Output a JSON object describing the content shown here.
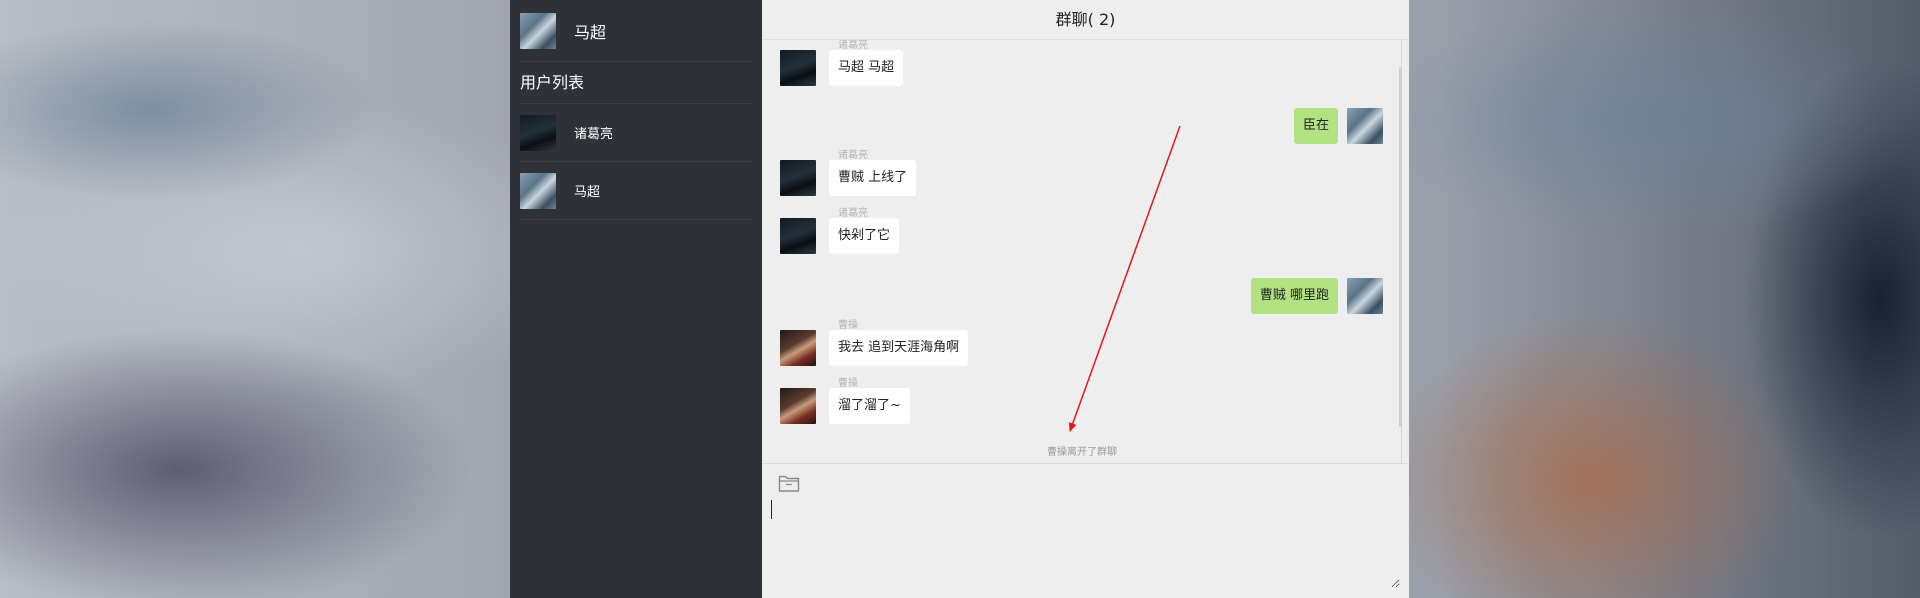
{
  "current_user": {
    "name": "马超",
    "avatar": "ma-chao-avatar"
  },
  "sidebar": {
    "list_title": "用户列表",
    "users": [
      {
        "name": "诸葛亮",
        "avatar": "zhuge-liang-avatar"
      },
      {
        "name": "马超",
        "avatar": "ma-chao-avatar"
      }
    ]
  },
  "chat": {
    "title": "群聊( 2)",
    "messages": [
      {
        "side": "left",
        "nick": "诸葛亮",
        "text": "马超 马超"
      },
      {
        "side": "right",
        "nick": "",
        "text": "臣在"
      },
      {
        "side": "left",
        "nick": "诸葛亮",
        "text": "曹贼 上线了"
      },
      {
        "side": "left",
        "nick": "诸葛亮",
        "text": "快剁了它"
      },
      {
        "side": "right",
        "nick": "",
        "text": "曹贼 哪里跑"
      },
      {
        "side": "left",
        "nick": "曹操",
        "text": "我去 追到天涯海角啊"
      },
      {
        "side": "left",
        "nick": "曹操",
        "text": "溜了溜了~"
      }
    ],
    "system_notice": "曹操离开了群聊"
  },
  "composer": {
    "value": "",
    "placeholder": ""
  },
  "colors": {
    "sidebar_bg": "#2e3138",
    "chat_bg": "#eeeeee",
    "self_bubble": "#b2e281",
    "other_bubble": "#ffffff",
    "annotation_arrow": "#e01818"
  }
}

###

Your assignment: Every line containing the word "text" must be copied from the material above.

Exercise response:
        "text": "马超 马超"
        "text": "臣在"
        "text": "曹贼 上线了"
        "text": "快剁了它"
        "text": "曹贼 哪里跑"
        "text": "我去 追到天涯海角啊"
        "text": "溜了溜了~"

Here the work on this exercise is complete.